This year marks the first time that Utrecht University students take part in the international Genetically Engineered Machine (iGEM) competition. We spoke to two of the team members: Kewin, third-year Bachelor’s student in Biology, and Leander, first-year Master’s student in Molecular and Cellular Life Sciences. The students do not only aim to win the competition, but also want to solve real world problems. “We are developing a simpler and cheaper way to detect pathogens in the blood,” explains Leander.
Student team takes part in iGEM competition
Utrecht students aim for gold at synthetic biology competition
“iGEM is an international interdisciplinary synthetic biology competition,” Kewin explains. “More than 300 teams take part and compete by solving real world problems with synthetic biology.” The special part, he adds, is that the students do everything themselves, from arranging funding to communications and PR.
“Synthetic biology means designing new biological systems,” teammate Lishi explains. “This entails the genetic adjustment of microorganisms to give them a new or customised function. An example is the production of insulin for diabetic patients. Insulin for therapeutic use is derived from bacteria that are adapted to produce insulin. Earlier, insulin was recovered from pigs, horses and cows.”

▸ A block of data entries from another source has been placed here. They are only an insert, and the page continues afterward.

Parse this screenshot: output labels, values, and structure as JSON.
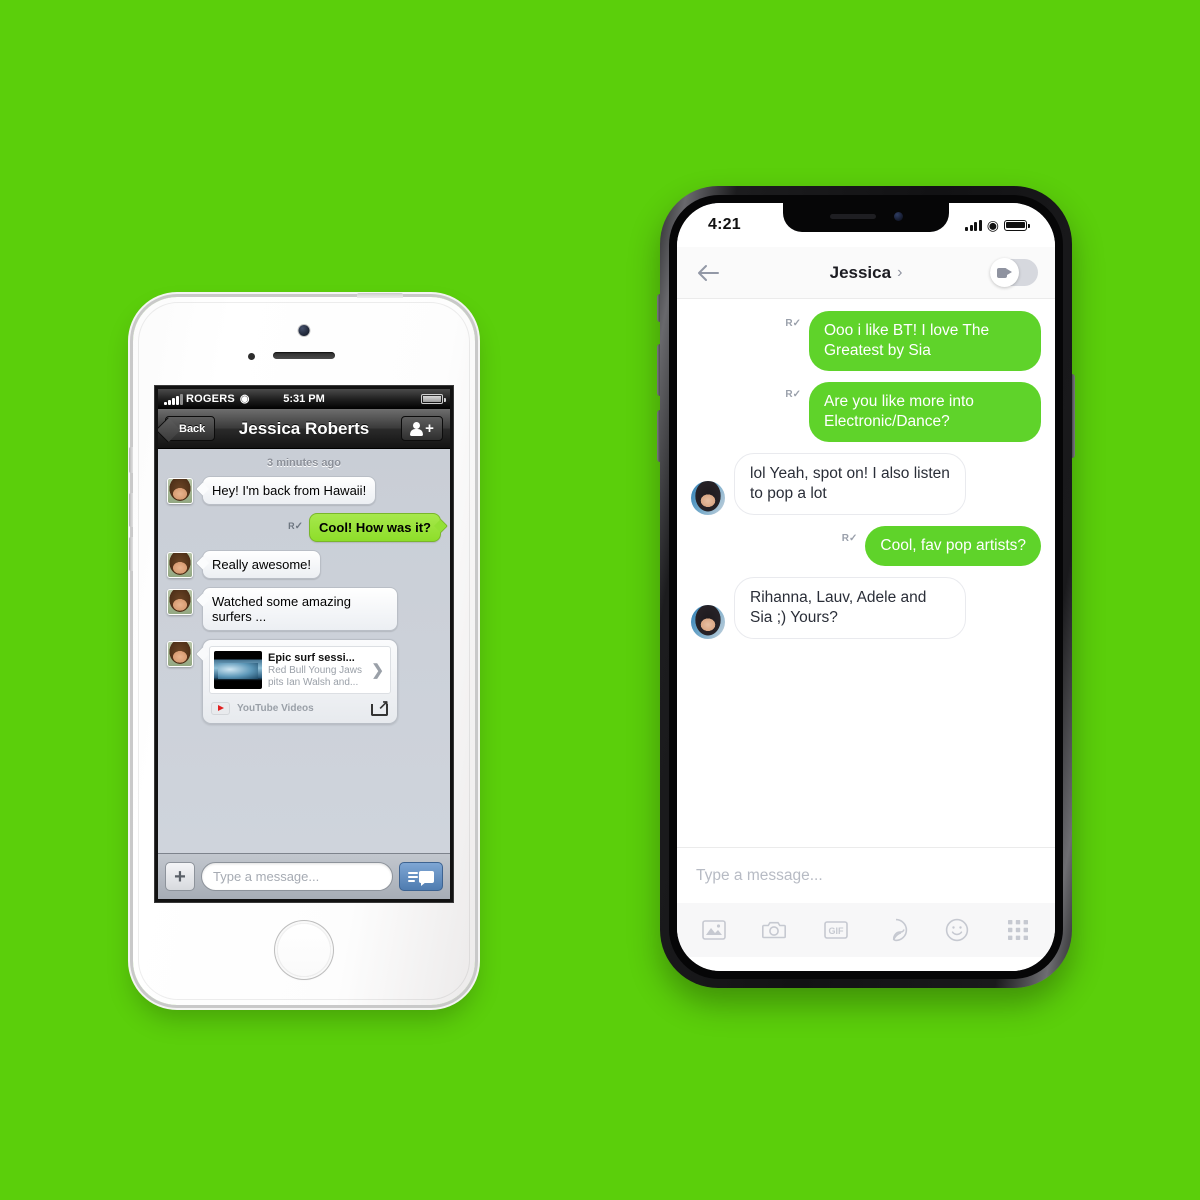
{
  "canvas": {
    "background_color": "#5bcf0b"
  },
  "phone_old": {
    "device_name": "iphone-5s-white",
    "status_bar": {
      "carrier": "ROGERS",
      "wifi_icon": "wifi-icon",
      "time": "5:31 PM",
      "signal_icon": "cellular-signal-icon",
      "battery_icon": "battery-icon"
    },
    "nav": {
      "back_label": "Back",
      "title": "Jessica Roberts",
      "add_contact_icon": "add-person-icon"
    },
    "chat": {
      "timestamp": "3 minutes ago",
      "read_receipt_label": "R",
      "messages": [
        {
          "from": "them",
          "text": "Hey! I'm back from Hawaii!"
        },
        {
          "from": "me",
          "text": "Cool! How was it?"
        },
        {
          "from": "them",
          "text": "Really awesome!"
        },
        {
          "from": "them",
          "text": "Watched some amazing surfers ..."
        }
      ],
      "card": {
        "title": "Epic surf sessi...",
        "desc_line1": "Red Bull Young Jaws",
        "desc_line2": "pits Ian Walsh and...",
        "source": "YouTube Videos",
        "chevron_icon": "chevron-right-icon",
        "play_icon": "youtube-play-icon",
        "share_icon": "share-icon"
      }
    },
    "input_bar": {
      "attach_label": "+",
      "placeholder": "Type a message...",
      "send_icon": "send-message-icon"
    }
  },
  "phone_new": {
    "device_name": "iphone-x-black",
    "status_bar": {
      "time": "4:21",
      "signal_icon": "cellular-signal-icon",
      "wifi_icon": "wifi-icon",
      "battery_icon": "battery-icon"
    },
    "nav": {
      "back_icon": "back-arrow-icon",
      "title": "Jessica",
      "chevron": "›",
      "video_toggle_icon": "video-call-icon",
      "video_toggle_state": "off"
    },
    "chat": {
      "read_receipt_label": "R",
      "messages": [
        {
          "from": "me",
          "text": "Ooo i like BT! I love The Greatest by Sia"
        },
        {
          "from": "me",
          "text": "Are you like more into Electronic/Dance?"
        },
        {
          "from": "them",
          "text": "lol Yeah, spot on! I also listen to pop a lot"
        },
        {
          "from": "me",
          "text": "Cool, fav pop artists?"
        },
        {
          "from": "them",
          "text": "Rihanna, Lauv, Adele and Sia ;) Yours?"
        }
      ]
    },
    "input_bar": {
      "placeholder": "Type a message..."
    },
    "toolbar": {
      "items": [
        {
          "icon": "photo-gallery-icon",
          "label": ""
        },
        {
          "icon": "camera-icon",
          "label": ""
        },
        {
          "icon": "gif-icon",
          "label": "GIF"
        },
        {
          "icon": "sticker-icon",
          "label": ""
        },
        {
          "icon": "emoji-icon",
          "label": ""
        },
        {
          "icon": "apps-grid-icon",
          "label": ""
        }
      ]
    },
    "home_indicator": "home-indicator"
  },
  "colors": {
    "background_green": "#5bcf0b",
    "bubble_green_new": "#5fd32a",
    "bubble_green_old": "#93e035",
    "send_button_blue": "#5f8cc0"
  }
}
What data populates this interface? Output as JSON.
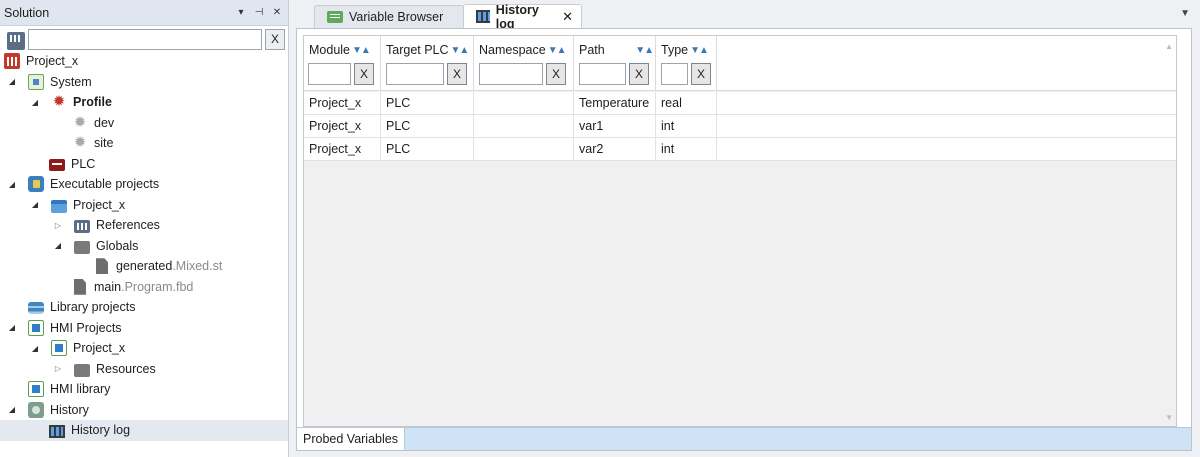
{
  "solution": {
    "title": "Solution",
    "header_buttons": [
      "▾",
      "⊣",
      "✕"
    ],
    "search": {
      "value": "",
      "placeholder": "",
      "clear_label": "X"
    },
    "tree": {
      "root": "Project_x",
      "system": "System",
      "profile": "Profile",
      "dev": "dev",
      "site": "site",
      "plc": "PLC",
      "executable_projects": "Executable projects",
      "exec_project": "Project_x",
      "references": "References",
      "globals": "Globals",
      "generated_name": "generated",
      "generated_ext": ".Mixed.st",
      "main_name": "main",
      "main_ext": ".Program.fbd",
      "library_projects": "Library projects",
      "hmi_projects": "HMI Projects",
      "hmi_project": "Project_x",
      "resources": "Resources",
      "hmi_library": "HMI library",
      "history": "History",
      "history_log": "History log"
    }
  },
  "tabs": {
    "variable_browser": "Variable Browser",
    "history_log": "History log",
    "close": "✕",
    "overflow": "▼"
  },
  "grid": {
    "columns": [
      "Module",
      "Target PLC",
      "Namespace",
      "Path",
      "Type"
    ],
    "sort_glyph": "▼▲",
    "filter_clear_label": "X",
    "rows": [
      [
        "Project_x",
        "PLC",
        "",
        "Temperature",
        "real"
      ],
      [
        "Project_x",
        "PLC",
        "",
        "var1",
        "int"
      ],
      [
        "Project_x",
        "PLC",
        "",
        "var2",
        "int"
      ]
    ]
  },
  "bottom_tabs": {
    "probed_variables": "Probed Variables"
  },
  "icons": {
    "scroll_up": "▲",
    "scroll_down": "▼",
    "gear": "✹"
  }
}
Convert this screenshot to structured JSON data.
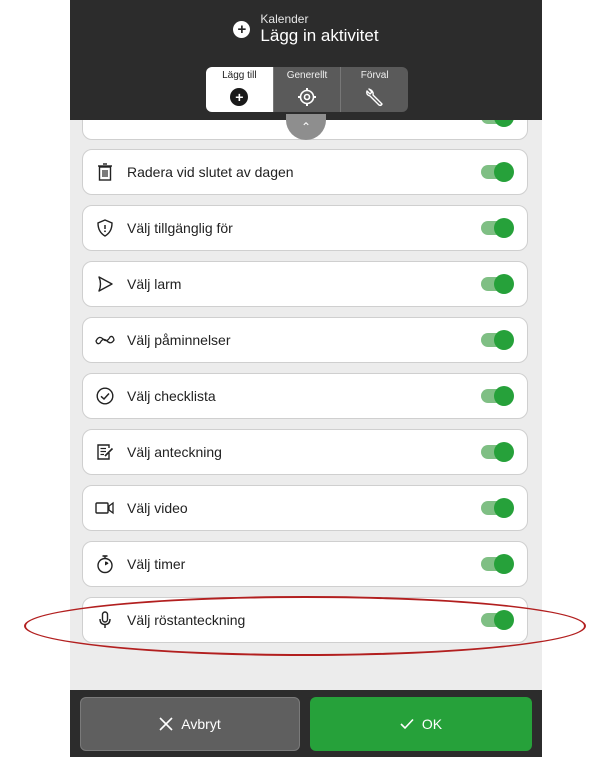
{
  "header": {
    "subtitle": "Kalender",
    "title": "Lägg in aktivitet"
  },
  "tabs": [
    {
      "label": "Lägg till",
      "icon": "plus-circle-icon",
      "active": true
    },
    {
      "label": "Generellt",
      "icon": "gear-icon",
      "active": false
    },
    {
      "label": "Förval",
      "icon": "wrench-icon",
      "active": false
    }
  ],
  "settings": [
    {
      "label": "Radera vid slutet av dagen",
      "icon": "trash-icon",
      "enabled": true
    },
    {
      "label": "Välj tillgänglig för",
      "icon": "shield-icon",
      "enabled": true
    },
    {
      "label": "Välj larm",
      "icon": "bell-icon",
      "enabled": true
    },
    {
      "label": "Välj påminnelser",
      "icon": "reminder-icon",
      "enabled": true
    },
    {
      "label": "Välj checklista",
      "icon": "check-circle-icon",
      "enabled": true
    },
    {
      "label": "Välj anteckning",
      "icon": "note-icon",
      "enabled": true
    },
    {
      "label": "Välj video",
      "icon": "video-icon",
      "enabled": true
    },
    {
      "label": "Välj timer",
      "icon": "timer-icon",
      "enabled": true
    },
    {
      "label": "Välj röstanteckning",
      "icon": "microphone-icon",
      "enabled": true
    }
  ],
  "footer": {
    "cancel_label": "Avbryt",
    "ok_label": "OK"
  },
  "colors": {
    "header_bg": "#2c2c2c",
    "toggle_on": "#26a13a",
    "ok_button": "#26a13a",
    "highlight": "#b21f1f"
  }
}
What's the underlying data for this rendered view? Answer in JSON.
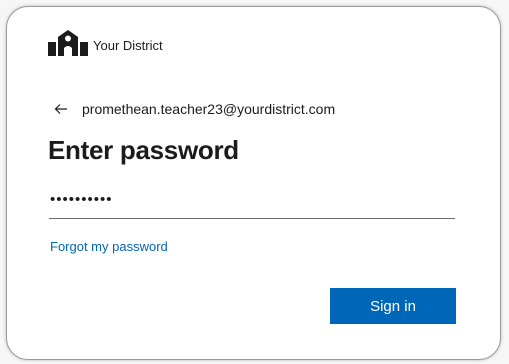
{
  "brand": {
    "name": "Your District",
    "logo_icon": "school-building-icon"
  },
  "identity": {
    "back_icon": "back-arrow-icon",
    "email": "promethean.teacher23@yourdistrict.com"
  },
  "title": "Enter password",
  "password_field": {
    "value": "••••••••••",
    "type": "password"
  },
  "forgot_password_link": "Forgot my password",
  "sign_in_button": "Sign in",
  "colors": {
    "accent": "#0067b8",
    "text": "#1b1b1b",
    "button_text": "#ffffff"
  }
}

Recognising DNA sequences
Leander: “We started in January by getting the team together, and we spent most of the spring brainstorming and organising funding.” The team first thought of an interesting technique and only after that came up with possible applications, he admits. “We realised that we can use cells to recognise DNA. And then we realised that we can use that to detect pathogens in the blood.” Detecting pathogen DNA in the blood allows for diagnosis of diseases. “Our method is simpler than current techniques. We use cells with synthetic receptors to bind the DNA, and then the cells amplify the signal. That may allow us to detect lower concentrations of pathogen DNA than other methods.”
“Current methods often use a technique called PCR to amplify these signals,” Kewin explains, “which works well, but is not available everywhere.” Leander adds: “We are using human cells instead because they have no cell wall, which means that they are easier to use for our purposes. That makes our system simper and cheaper, and it means that we can adapt our system to make it suitable for use in third world countries.”
A few other universities in the Netherlands have taken part in the iGEM competition before, but Utrecht is making its iGEM debut in 2017. “It’s funny,” says Kewin. “There were actually two students who came up with the idea, at the same time Niels Geijssen from the Hubrecht Institute was already working with another team to organise funding. We all met up and then merged to one team. Now, we have fifteen members from life sciences, biology, pharmacy, and biomedical sciences.”
The iGEM competition ends with a giant jamboree in Boston in November, which the whole team will attend. There are medals and awards to be won in several categories. The awards are in competition with other teams, but the medals are given to all teams that meet certain requirements. The team is optimistic about their chances. “We will give an oral presentation and present a poster,” Leander says. “We aim to at least get nominated for a Best Model award, we should have a good shot at that. And we have interviewed so many people that we should already meet the requirements for a gold medal in human practices.”